    You can use counters to number any elements, not only list items. For example, in some documents you might want to number headings or paragraphs.

    To specify numbering, you need a counter with a name that you specify.

    In some element before the counting is to start, reset the counter with the property counter-reset and the name of your counter. The parent of the elements you are counting is a good place to do this, but you can use any element that comes before the list items.

    In each element where the counter increments, use the property counter-increment and the name of your counter.

    To display your counter, add ::before or ::after to the selector and use the content property (as you did on the previous page, Content).

    In the value of the content property, specify counter() with the name of your counter. Optionally specify a type. The types are the same as in the Ordered lists section above.

    Normally the element that displays the counter also increments it.

    Example

    This rule initializes a counter for every <h3> element with the class numbered:

    h3.numbered {counter-reset: mynum;}
    

     

    This rule displays and increments the counter for every <p> element with the class numbered:

    p.numbered:before {
      content: counter(mynum) ": ";
      counter-increment: mynum;
      font-weight: bold;}
    

    The result looks like this:

    Heading

    1: Lorem ipsum

    2: Dolor sit

    3: Amet consectetuer

    4: Magna aliquam

    5: Autem veleum

    More details

    You cannot use counters unless you know that everyone who reads your document has a browser that supports them.

    If you are able to use counters, they have the advantage that you can style the counters separately from the list items. In the example above, the counters are bold but the list items are not.

    You can also use counters in more complex ways—for example, to number sections, headings, subheadings and paragraphs in formal documents. For details, see Automatic counters and numbering in the CSS Specification.

    Action: Styled lists

    Make a new HTML document, doc2.html. Copy and paste the content from here:

    <!DOCTYPE html>
    <html>
      <head>
        <meta charset="UTF-8">
        <title>Sample document 2</title>
        <link rel="stylesheet" href="style2.css">
      </head>
      <body>
     
        <h3 id="oceans">The oceans</h3>
        <ul>
          <li>Arctic</li>
          <li>Atlantic</li>
          <li>Pacific</li>
          <li>Indian</li>
          <li>Southern</li>
        </ul>
     
        <h3 class="numbered">Numbered paragraphs</h3>
        <p class="numbered">Lorem ipsum</p>
        <p class="numbered">Dolor sit</p>
        <p class="numbered">Amet consectetuer</p>
        <p class="numbered">Magna aliquam</p>
        <p class="numbered">Autem veleum</p>
     
      </body>
    </html>
    

    Make a new stylesheet, style2.css. Copy and paste the content from here:

    /* numbered paragraphs */
    h3.numbered {counter-reset: mynum;}
     
    p.numbered:before {
      content: counter(mynum) ": ";
      counter-increment: mynum;
      font-weight: bold;
    }
    

    If the layout and comment are not to your taste, change them.
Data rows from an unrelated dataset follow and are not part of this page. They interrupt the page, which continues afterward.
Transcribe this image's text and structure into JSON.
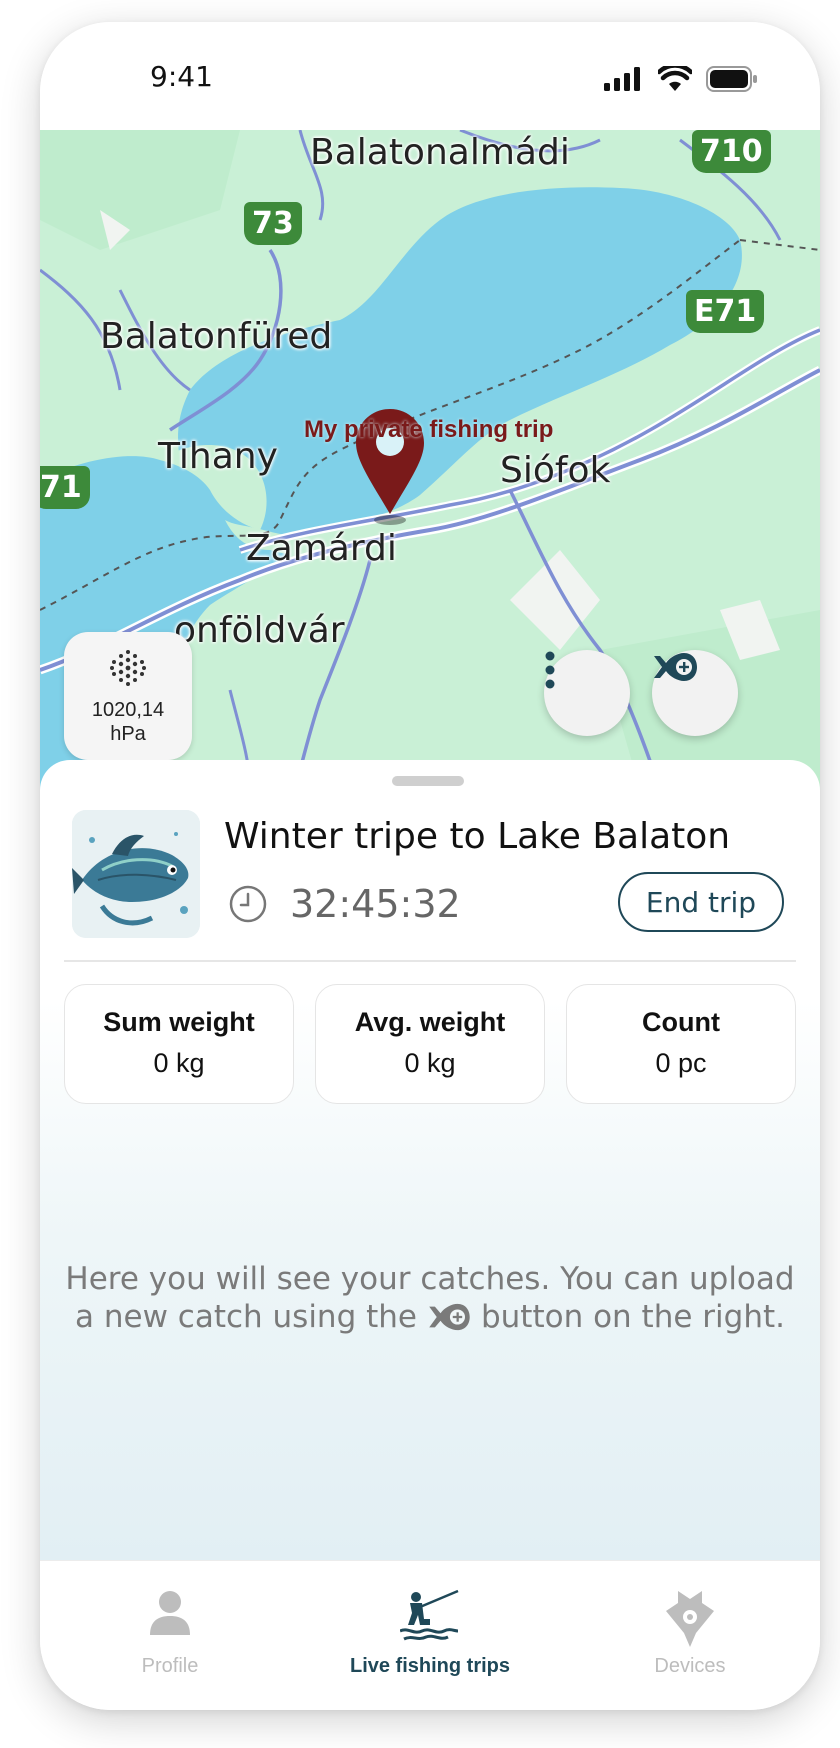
{
  "status_bar": {
    "time": "9:41"
  },
  "map": {
    "labels": {
      "balatonalmadi": "Balatonalmádi",
      "balatonfured": "Balatonfüred",
      "tihany": "Tihany",
      "siofok": "Siófok",
      "zamardi": "Zamárdi",
      "balatonfoldvar": "onföldvár"
    },
    "route_shields": {
      "r73": "73",
      "r710": "710",
      "e71": "E71",
      "r71": "71"
    },
    "pin_label": "My private fishing trip",
    "pressure": {
      "value": "1020,14",
      "unit": "hPa"
    }
  },
  "trip": {
    "title": "Winter tripe to Lake Balaton",
    "elapsed": "32:45:32",
    "end_button": "End trip"
  },
  "stats": [
    {
      "label": "Sum weight",
      "value": "0 kg"
    },
    {
      "label": "Avg. weight",
      "value": "0 kg"
    },
    {
      "label": "Count",
      "value": "0 pc"
    }
  ],
  "empty_state": {
    "line1": "Here you will see your catches. You can upload",
    "line2_before": "a new catch using the",
    "line2_after": "button on the right."
  },
  "tabs": [
    {
      "label": "Profile",
      "icon": "person-icon",
      "active": false
    },
    {
      "label": "Live fishing trips",
      "icon": "angler-icon",
      "active": true
    },
    {
      "label": "Devices",
      "icon": "device-icon",
      "active": false
    }
  ],
  "colors": {
    "water": "#7fd0e8",
    "land": "#c9f0d6",
    "pin": "#7a1a1a",
    "accent": "#1f4858",
    "inactive_tab": "#bdbdbd"
  }
}
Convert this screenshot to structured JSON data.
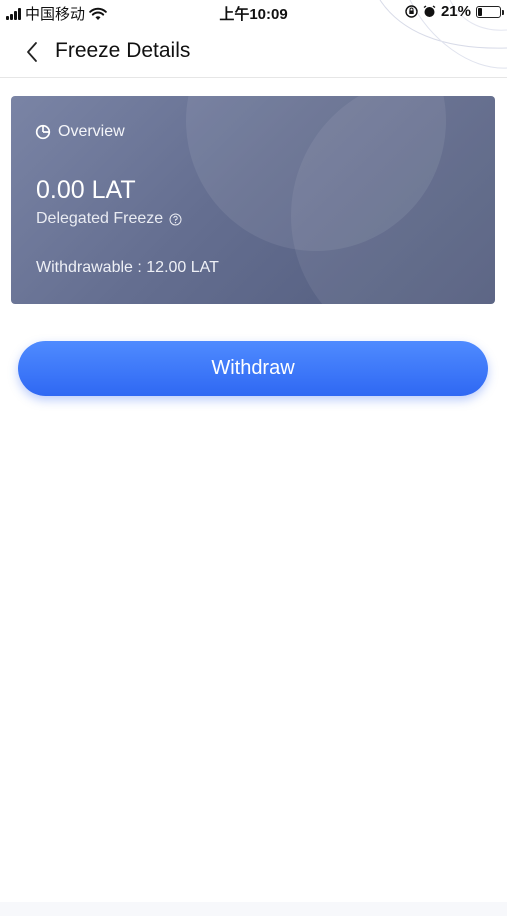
{
  "status_bar": {
    "carrier": "中国移动",
    "time": "上午10:09",
    "battery_percent": "21%",
    "battery_level": 0.21,
    "icons": [
      "signal-icon",
      "wifi-icon",
      "orientation-lock-icon",
      "alarm-icon",
      "battery-icon"
    ]
  },
  "nav": {
    "title": "Freeze Details",
    "back_icon": "chevron-left-icon"
  },
  "overview_card": {
    "header_label": "Overview",
    "header_icon": "pie-chart-icon",
    "amount": "0.00 LAT",
    "subtitle": "Delegated Freeze",
    "help_icon": "question-circle-icon",
    "withdrawable_text": "Withdrawable : 12.00 LAT",
    "colors": {
      "gradient_start": "#7a84a5",
      "gradient_end": "#515b7c"
    }
  },
  "actions": {
    "withdraw_label": "Withdraw",
    "button_color": "#3a74f8"
  }
}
    Open the document in your browser. If your browser supports counters, you see something like the example below. If your browser does not support counters, then you do not see the numbers (and probably not even the colons):

    The oceans

    • Arctic
    • Atlantic
    • Pacific
    • Indian
    • Southern

    Numbered paragraphs

    1: Lorem ipsum

    2: Dolor sit

    3: Amet consectetuer

    4: Magna aliquam

    5: Autem veleum

    Challenges

    Add a rule to your stylesheet, to number the oceans using Roman numerals from i to v:

    The oceans

    • Arctic
    • Atlantic
    • Pacific
    • Indian
    • Southern

     

    Change your stylesheet to identify the headings with capital letters in parentheses like this:

    (A) The oceans

    . . .

    (B) Numbered paragraphs

    . . .

    See solutions to these challenges.

    What next?

    When your browser displays your sample document, it creates space around the elements when it lays them out on the page. The next page describes how you can use CSS to work with the underlying shapes of elements, boxes.

    Document Tags and Contributors

    Contributors to this page: Sheppy
    Last updated by: Sheppy,